### Data to use
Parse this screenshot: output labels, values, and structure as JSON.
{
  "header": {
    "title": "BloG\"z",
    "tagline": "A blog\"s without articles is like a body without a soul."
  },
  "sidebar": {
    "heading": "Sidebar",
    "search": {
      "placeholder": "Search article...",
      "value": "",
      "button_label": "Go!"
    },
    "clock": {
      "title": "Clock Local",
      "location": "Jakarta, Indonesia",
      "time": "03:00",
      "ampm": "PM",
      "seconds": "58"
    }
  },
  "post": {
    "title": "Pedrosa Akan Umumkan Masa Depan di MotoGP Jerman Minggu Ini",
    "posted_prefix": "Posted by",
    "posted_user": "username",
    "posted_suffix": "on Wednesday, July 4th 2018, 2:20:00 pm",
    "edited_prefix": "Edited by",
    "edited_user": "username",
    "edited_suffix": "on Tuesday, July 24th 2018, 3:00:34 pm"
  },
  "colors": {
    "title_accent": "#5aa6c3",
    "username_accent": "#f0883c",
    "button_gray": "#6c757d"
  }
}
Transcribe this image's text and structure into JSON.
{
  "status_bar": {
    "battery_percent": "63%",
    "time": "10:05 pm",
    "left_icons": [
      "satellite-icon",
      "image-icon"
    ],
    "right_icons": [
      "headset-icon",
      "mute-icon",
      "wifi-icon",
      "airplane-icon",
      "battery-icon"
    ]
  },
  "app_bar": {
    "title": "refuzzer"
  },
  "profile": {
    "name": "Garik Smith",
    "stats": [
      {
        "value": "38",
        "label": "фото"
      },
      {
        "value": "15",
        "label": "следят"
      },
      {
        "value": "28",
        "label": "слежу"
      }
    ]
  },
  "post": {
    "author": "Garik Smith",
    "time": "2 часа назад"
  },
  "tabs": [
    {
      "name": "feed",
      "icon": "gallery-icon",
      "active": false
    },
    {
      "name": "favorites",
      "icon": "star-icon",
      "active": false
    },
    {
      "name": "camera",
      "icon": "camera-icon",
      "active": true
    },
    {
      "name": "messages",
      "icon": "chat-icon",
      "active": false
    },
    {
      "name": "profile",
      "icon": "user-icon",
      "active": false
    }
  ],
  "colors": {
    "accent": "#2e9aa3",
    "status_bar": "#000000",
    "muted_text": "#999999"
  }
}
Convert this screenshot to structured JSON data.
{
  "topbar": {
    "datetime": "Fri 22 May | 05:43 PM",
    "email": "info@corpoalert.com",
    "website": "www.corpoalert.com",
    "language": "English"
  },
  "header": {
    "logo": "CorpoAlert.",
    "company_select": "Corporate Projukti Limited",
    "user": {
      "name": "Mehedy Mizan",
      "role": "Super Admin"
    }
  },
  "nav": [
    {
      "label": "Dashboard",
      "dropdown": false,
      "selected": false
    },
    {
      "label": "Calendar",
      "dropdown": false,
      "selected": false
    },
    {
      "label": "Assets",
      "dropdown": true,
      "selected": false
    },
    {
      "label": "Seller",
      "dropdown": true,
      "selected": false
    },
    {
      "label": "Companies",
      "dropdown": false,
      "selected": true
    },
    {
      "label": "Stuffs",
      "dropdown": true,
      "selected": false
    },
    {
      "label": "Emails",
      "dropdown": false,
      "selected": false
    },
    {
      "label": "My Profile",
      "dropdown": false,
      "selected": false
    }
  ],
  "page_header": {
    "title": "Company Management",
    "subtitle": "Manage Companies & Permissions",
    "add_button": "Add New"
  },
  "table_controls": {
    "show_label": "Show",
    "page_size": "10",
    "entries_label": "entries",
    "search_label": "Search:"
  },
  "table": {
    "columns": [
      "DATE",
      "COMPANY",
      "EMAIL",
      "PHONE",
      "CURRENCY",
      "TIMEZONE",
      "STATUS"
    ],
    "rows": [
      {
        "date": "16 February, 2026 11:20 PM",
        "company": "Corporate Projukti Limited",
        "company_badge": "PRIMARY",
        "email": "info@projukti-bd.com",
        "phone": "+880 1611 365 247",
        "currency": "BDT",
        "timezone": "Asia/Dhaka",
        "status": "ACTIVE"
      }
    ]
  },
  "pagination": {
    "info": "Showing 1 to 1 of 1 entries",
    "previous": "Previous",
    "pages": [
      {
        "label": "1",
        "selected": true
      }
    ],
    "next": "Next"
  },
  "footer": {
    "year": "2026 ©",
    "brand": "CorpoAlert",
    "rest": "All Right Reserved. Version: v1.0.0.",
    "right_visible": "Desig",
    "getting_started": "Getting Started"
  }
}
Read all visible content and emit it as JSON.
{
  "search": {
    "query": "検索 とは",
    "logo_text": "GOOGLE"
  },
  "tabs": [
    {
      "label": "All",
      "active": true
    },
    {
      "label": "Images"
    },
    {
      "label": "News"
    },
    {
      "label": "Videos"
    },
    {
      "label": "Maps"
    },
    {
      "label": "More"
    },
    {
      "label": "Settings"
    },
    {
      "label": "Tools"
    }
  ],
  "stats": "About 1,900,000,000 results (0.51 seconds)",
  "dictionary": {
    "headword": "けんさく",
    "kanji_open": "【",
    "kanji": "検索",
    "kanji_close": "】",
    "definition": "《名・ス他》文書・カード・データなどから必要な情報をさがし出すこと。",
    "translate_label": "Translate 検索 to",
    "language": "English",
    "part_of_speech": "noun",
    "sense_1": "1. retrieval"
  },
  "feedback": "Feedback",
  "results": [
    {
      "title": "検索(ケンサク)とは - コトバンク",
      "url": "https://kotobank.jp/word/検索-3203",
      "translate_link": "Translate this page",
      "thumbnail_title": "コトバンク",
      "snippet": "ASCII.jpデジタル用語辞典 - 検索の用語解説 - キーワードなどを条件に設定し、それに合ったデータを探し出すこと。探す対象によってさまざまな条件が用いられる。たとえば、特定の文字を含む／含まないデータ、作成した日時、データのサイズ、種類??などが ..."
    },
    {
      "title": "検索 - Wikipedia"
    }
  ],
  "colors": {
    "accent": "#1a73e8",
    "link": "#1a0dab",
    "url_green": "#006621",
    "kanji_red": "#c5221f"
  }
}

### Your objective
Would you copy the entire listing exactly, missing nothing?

### Result
Parse this screenshot: output labels, values, and structure as JSON.
{
  "header": {
    "title": "BloG\"z",
    "tagline": "A blog\"s without articles is like a body without a soul."
  },
  "sidebar": {
    "heading": "Sidebar",
    "search": {
      "placeholder": "Search article...",
      "value": "",
      "button_label": "Go!"
    },
    "clock": {
      "title": "Clock Local",
      "location": "Jakarta, Indonesia",
      "time": "03:00",
      "ampm": "PM",
      "seconds": "58"
    }
  },
  "post": {
    "title": "Pedrosa Akan Umumkan Masa Depan di MotoGP Jerman Minggu Ini",
    "posted_prefix": "Posted by",
    "posted_user": "username",
    "posted_suffix": "on Wednesday, July 4th 2018, 2:20:00 pm",
    "edited_prefix": "Edited by",
    "edited_user": "username",
    "edited_suffix": "on Tuesday, July 24th 2018, 3:00:34 pm"
  },
  "colors": {
    "title_accent": "#5aa6c3",
    "username_accent": "#f0883c",
    "button_gray": "#6c757d"
  }
}
Transcribe this image's text and structure into JSON.
{
  "status_bar": {
    "battery_percent": "63%",
    "time": "10:05 pm",
    "left_icons": [
      "satellite-icon",
      "image-icon"
    ],
    "right_icons": [
      "headset-icon",
      "mute-icon",
      "wifi-icon",
      "airplane-icon",
      "battery-icon"
    ]
  },
  "app_bar": {
    "title": "refuzzer"
  },
  "profile": {
    "name": "Garik Smith",
    "stats": [
      {
        "value": "38",
        "label": "фото"
      },
      {
        "value": "15",
        "label": "следят"
      },
      {
        "value": "28",
        "label": "слежу"
      }
    ]
  },
  "post": {
    "author": "Garik Smith",
    "time": "2 часа назад"
  },
  "tabs": [
    {
      "name": "feed",
      "icon": "gallery-icon",
      "active": false
    },
    {
      "name": "favorites",
      "icon": "star-icon",
      "active": false
    },
    {
      "name": "camera",
      "icon": "camera-icon",
      "active": true
    },
    {
      "name": "messages",
      "icon": "chat-icon",
      "active": false
    },
    {
      "name": "profile",
      "icon": "user-icon",
      "active": false
    }
  ],
  "colors": {
    "accent": "#2e9aa3",
    "status_bar": "#000000",
    "muted_text": "#999999"
  }
}
Convert this screenshot to structured JSON data.
{
  "topbar": {
    "datetime": "Fri 22 May | 05:43 PM",
    "email": "info@corpoalert.com",
    "website": "www.corpoalert.com",
    "language": "English"
  },
  "header": {
    "logo": "CorpoAlert.",
    "company_select": "Corporate Projukti Limited",
    "user": {
      "name": "Mehedy Mizan",
      "role": "Super Admin"
    }
  },
  "nav": [
    {
      "label": "Dashboard",
      "dropdown": false,
      "selected": false
    },
    {
      "label": "Calendar",
      "dropdown": false,
      "selected": false
    },
    {
      "label": "Assets",
      "dropdown": true,
      "selected": false
    },
    {
      "label": "Seller",
      "dropdown": true,
      "selected": false
    },
    {
      "label": "Companies",
      "dropdown": false,
      "selected": true
    },
    {
      "label": "Stuffs",
      "dropdown": true,
      "selected": false
    },
    {
      "label": "Emails",
      "dropdown": false,
      "selected": false
    },
    {
      "label": "My Profile",
      "dropdown": false,
      "selected": false
    }
  ],
  "page_header": {
    "title": "Company Management",
    "subtitle": "Manage Companies & Permissions",
    "add_button": "Add New"
  },
  "table_controls": {
    "show_label": "Show",
    "page_size": "10",
    "entries_label": "entries",
    "search_label": "Search:"
  },
  "table": {
    "columns": [
      "DATE",
      "COMPANY",
      "EMAIL",
      "PHONE",
      "CURRENCY",
      "TIMEZONE",
      "STATUS"
    ],
    "rows": [
      {
        "date": "16 February, 2026 11:20 PM",
        "company": "Corporate Projukti Limited",
        "company_badge": "PRIMARY",
        "email": "info@projukti-bd.com",
        "phone": "+880 1611 365 247",
        "currency": "BDT",
        "timezone": "Asia/Dhaka",
        "status": "ACTIVE"
      }
    ]
  },
  "pagination": {
    "info": "Showing 1 to 1 of 1 entries",
    "previous": "Previous",
    "pages": [
      {
        "label": "1",
        "selected": true
      }
    ],
    "next": "Next"
  },
  "footer": {
    "year": "2026 ©",
    "brand": "CorpoAlert",
    "rest": "All Right Reserved. Version: v1.0.0.",
    "right_visible": "Desig",
    "getting_started": "Getting Started"
  }
}
Read all visible content and emit it as JSON.
{
  "search": {
    "query": "検索 とは",
    "logo_text": "GOOGLE"
  },
  "tabs": [
    {
      "label": "All",
      "active": true
    },
    {
      "label": "Images"
    },
    {
      "label": "News"
    },
    {
      "label": "Videos"
    },
    {
      "label": "Maps"
    },
    {
      "label": "More"
    },
    {
      "label": "Settings"
    },
    {
      "label": "Tools"
    }
  ],
  "stats": "About 1,900,000,000 results (0.51 seconds)",
  "dictionary": {
    "headword": "けんさく",
    "kanji_open": "【",
    "kanji": "検索",
    "kanji_close": "】",
    "definition": "《名・ス他》文書・カード・データなどから必要な情報をさがし出すこと。",
    "translate_label": "Translate 検索 to",
    "language": "English",
    "part_of_speech": "noun",
    "sense_1": "1. retrieval"
  },
  "feedback": "Feedback",
  "results": [
    {
      "title": "検索(ケンサク)とは - コトバンク",
      "url": "https://kotobank.jp/word/検索-3203",
      "translate_link": "Translate this page",
      "thumbnail_title": "コトバンク",
      "snippet": "ASCII.jpデジタル用語辞典 - 検索の用語解説 - キーワードなどを条件に設定し、それに合ったデータを探し出すこと。探す対象によってさまざまな条件が用いられる。たとえば、特定の文字を含む／含まないデータ、作成した日時、データのサイズ、種類??などが ..."
    },
    {
      "title": "検索 - Wikipedia"
    }
  ],
  "colors": {
    "accent": "#1a73e8",
    "link": "#1a0dab",
    "url_green": "#006621",
    "kanji_red": "#c5221f"
  }
}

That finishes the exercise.